Dr. Karl Jawhari D.C. on Stem Cell Treatment for Neuropathy
It is believed that some 175 million people worldwide suffer from peripheral neuropathy (PN). This means around 8% of all people suffer from it. PN is a progressive and chronic condition that is caused by damage in the communication network of our nerve tissue. Essentially, according to Dr. Karl Jawhari, it means that the signals in the central nervous system (spinal cord and brain) no longer travel appropriately. It is perhaps best compared to static in a telephone or television signal: things work, but not as well as they should.
Symptoms of Peripheral Neuropathy
Regularly, people ask Dr. Karl Jawhari D.C. how they can recognize whether they have PN. There is no clear answer to this, however, as it all depends on which nerves are affected.

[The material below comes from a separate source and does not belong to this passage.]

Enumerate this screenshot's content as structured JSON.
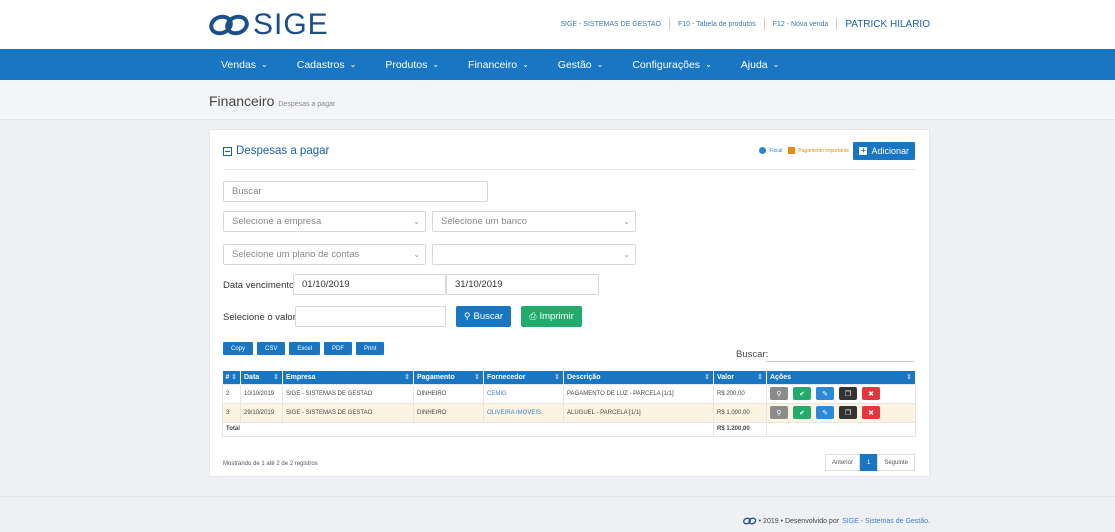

In case of motor nerves, the impact will be most notable on voluntary muscle responses, such as those needed for talking, walking, and grabbing. In case of sensory nerves, the impact is more on sensations such as touch and pain. With autonomic nerves, it means organ function, which all function autonomously without us having to think about it, start to develop problems. And in many cases, people have PN that affects multiple types of nerves.
Treating the Pain Associated with Neuropathy
When people experience PN, treatment is available but it varies depending on the type of PN they have and its cause, if those can be detected. Sometimes, there is an underlying condition that causes PN, such as diabetes, in which case treatment focuses on that. Sometimes, however, more invasive treatment is required specifically for the neuropathy, including high dose steroids (glucocorticoids therapy), TPE (therapeutic plasma exchange), and intravenous immunoglobulin therapy. People often ask Dr. Karl Jawhari D.C. whether treatment exists that is less invasive or at least comes with fewer side effects. One solution might be stem cell therapy.
Neuropathic Pain and Stem Cell Therapy
MSC+ (Mesenchymal Stem Cell) therapy is still in its infancy but it has shown to be highly effective for PN. It is a combination type of therapy in which red blood cells, leukocytes, stem cells, endothelial cells, CD31 and CD90 positive cells, and CD45 cells are used to help repair the damage to the tissue of the nerves themselves. This means that it actually addresses the root of the problem rather than simply masking the symptoms. Stem cell therapy has been shown to be very beneficial, with some research showing positive improvements just one to two weeks after the treatment. Additionally, it is known to be safe and the side effects are minor (they include minor weight gain and some drowsiness).
Of course, it is very important to ask Dr. Karl Jawhari D.C. about whether or not someone is a good candidate for stem cell therapy, how it works, and where the stem cells have been harvested from. Because it is a reasonably new form of treatment, more research does still need to be conducted into it before any definitive conclusions can be drawn. However, to date, things are looking very positive.
Leave a Reply